Directions for this task: The records below are to be repeated exactly, and their pictures left out.

Data to examine:
┄┄┄┄┄┄┄┄┄┄

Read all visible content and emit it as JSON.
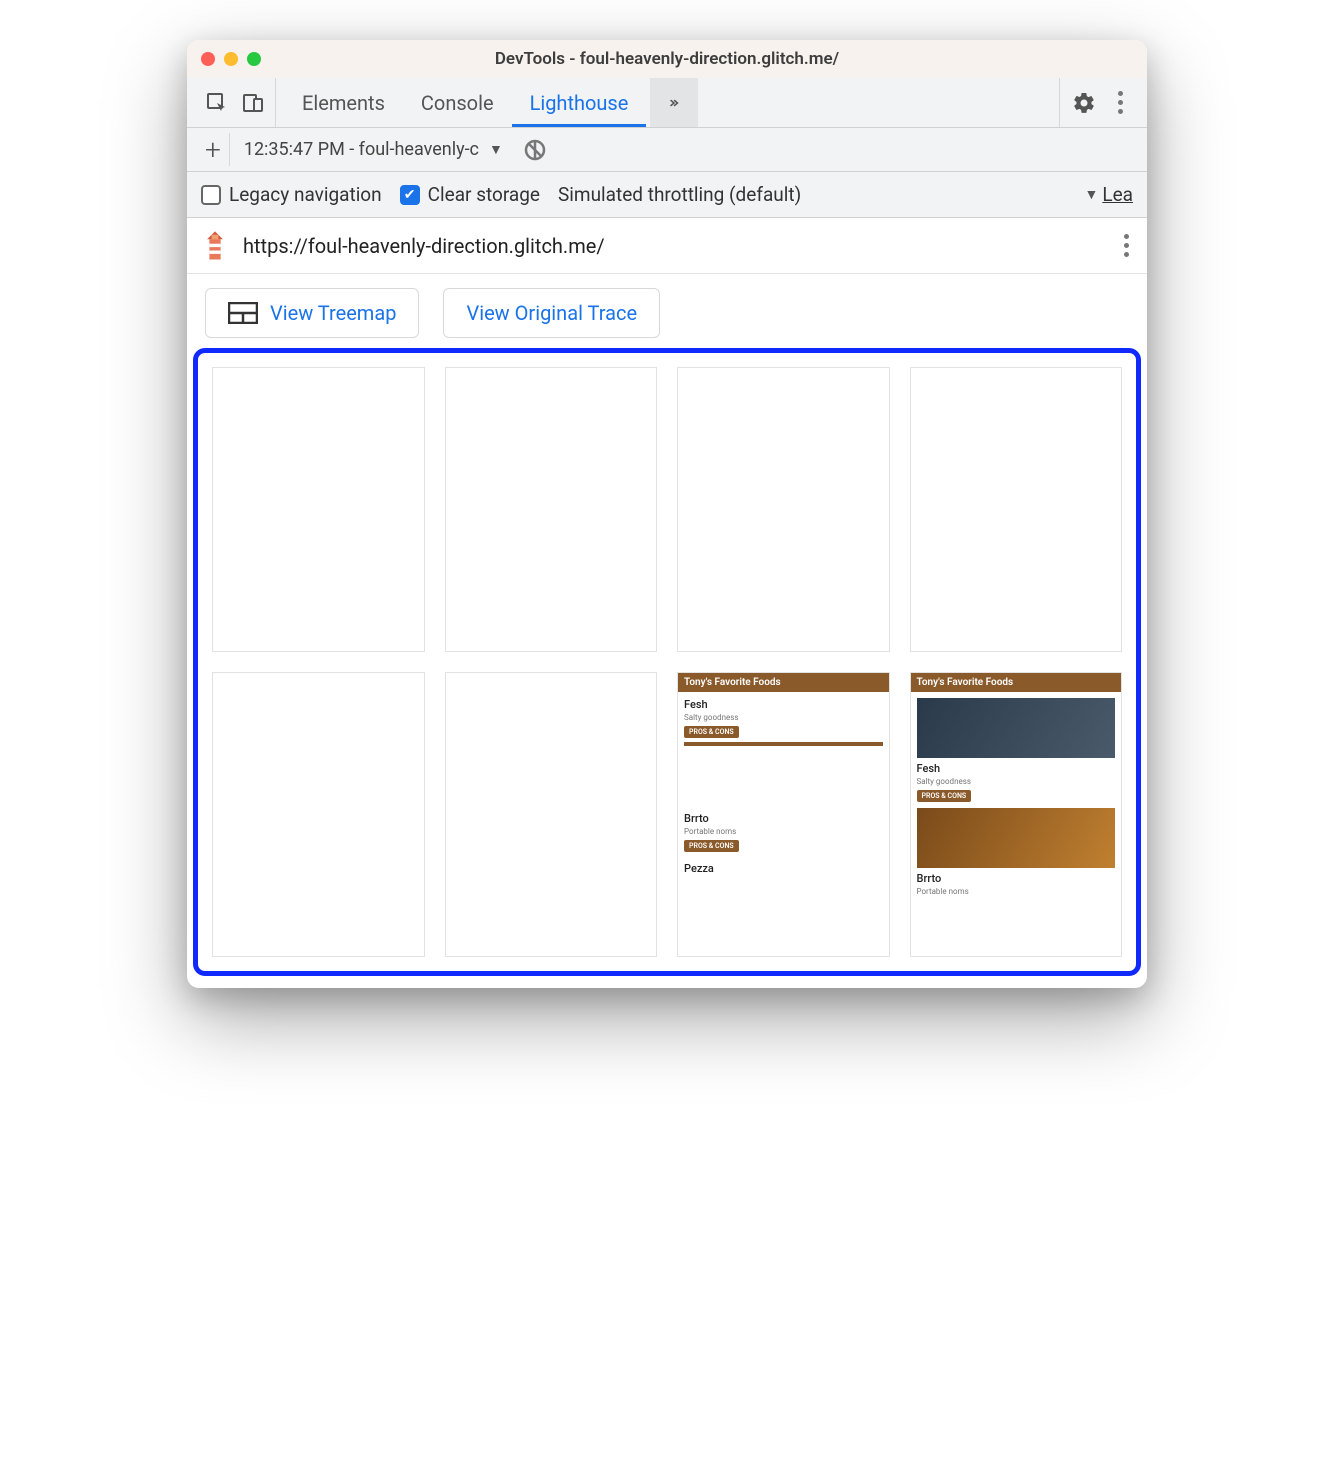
{
  "window": {
    "title": "DevTools - foul-heavenly-direction.glitch.me/"
  },
  "tabs": {
    "elements": "Elements",
    "console": "Console",
    "lighthouse": "Lighthouse"
  },
  "audit": {
    "name": "12:35:47 PM - foul-heavenly-c"
  },
  "options": {
    "legacy_label": "Legacy navigation",
    "clear_label": "Clear storage",
    "throttling_label": "Simulated throttling (default)",
    "learn_more": "Lea"
  },
  "report": {
    "url": "https://foul-heavenly-direction.glitch.me/"
  },
  "buttons": {
    "view_treemap": "View Treemap",
    "view_trace": "View Original Trace"
  },
  "filmstrip": {
    "frame7": {
      "header": "Tony's Favorite Foods",
      "items": [
        {
          "name": "Fesh",
          "sub": "Salty goodness",
          "tag": "PROS & CONS"
        },
        {
          "name": "Brrto",
          "sub": "Portable noms",
          "tag": "PROS & CONS"
        },
        {
          "name": "Pezza",
          "sub": "",
          "tag": ""
        }
      ]
    },
    "frame8": {
      "header": "Tony's Favorite Foods",
      "items": [
        {
          "name": "Fesh",
          "sub": "Salty goodness",
          "tag": "PROS & CONS"
        },
        {
          "name": "Brrto",
          "sub": "Portable noms",
          "tag": ""
        }
      ]
    }
  }
}
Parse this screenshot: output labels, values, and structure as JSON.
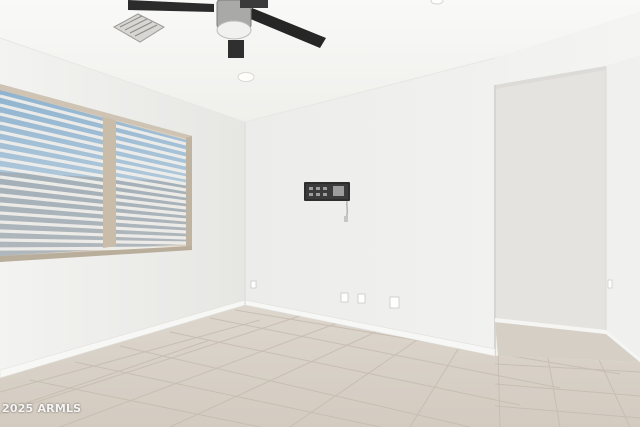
{
  "photo": {
    "watermark": "2025 ARMLS",
    "subject": "empty-room",
    "colors": {
      "wall_left": "#efefed",
      "wall_back": "#f1f1ef",
      "ceiling": "#f6f6f4",
      "hall_wall": "#e9e8e5",
      "floor_tile": "#d8d1c7",
      "grout": "#c7beb2",
      "baseboard": "#f4f4f2",
      "fan_blade": "#2a2a2a",
      "fan_housing": "#bdbdbd",
      "blind": "#e6e4df",
      "window_sky": "#a9c6dc",
      "window_frame": "#cbbfae"
    }
  }
}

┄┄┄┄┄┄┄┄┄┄

Exercise output:
Read all visible content and emit it as JSON.
{
  "window": {
    "title": "DevTools - foul-heavenly-direction.glitch.me/"
  },
  "tabs": {
    "elements": "Elements",
    "console": "Console",
    "lighthouse": "Lighthouse"
  },
  "audit": {
    "name": "12:35:47 PM - foul-heavenly-c"
  },
  "options": {
    "legacy_label": "Legacy navigation",
    "clear_label": "Clear storage",
    "throttling_label": "Simulated throttling (default)",
    "learn_more": "Lea"
  },
  "report": {
    "url": "https://foul-heavenly-direction.glitch.me/"
  },
  "buttons": {
    "view_treemap": "View Treemap",
    "view_trace": "View Original Trace"
  },
  "filmstrip": {
    "frame7": {
      "header": "Tony's Favorite Foods",
      "items": [
        {
          "name": "Fesh",
          "sub": "Salty goodness",
          "tag": "PROS & CONS"
        },
        {
          "name": "Brrto",
          "sub": "Portable noms",
          "tag": "PROS & CONS"
        },
        {
          "name": "Pezza",
          "sub": "",
          "tag": ""
        }
      ]
    },
    "frame8": {
      "header": "Tony's Favorite Foods",
      "items": [
        {
          "name": "Fesh",
          "sub": "Salty goodness",
          "tag": "PROS & CONS"
        },
        {
          "name": "Brrto",
          "sub": "Portable noms",
          "tag": ""
        }
      ]
    }
  }
}
Parse this screenshot: output labels, values, and structure as JSON.
{
  "photo": {
    "watermark": "2025 ARMLS",
    "subject": "empty-room",
    "colors": {
      "wall_left": "#efefed",
      "wall_back": "#f1f1ef",
      "ceiling": "#f6f6f4",
      "hall_wall": "#e9e8e5",
      "floor_tile": "#d8d1c7",
      "grout": "#c7beb2",
      "baseboard": "#f4f4f2",
      "fan_blade": "#2a2a2a",
      "fan_housing": "#bdbdbd",
      "blind": "#e6e4df",
      "window_sky": "#a9c6dc",
      "window_frame": "#cbbfae"
    }
  }
}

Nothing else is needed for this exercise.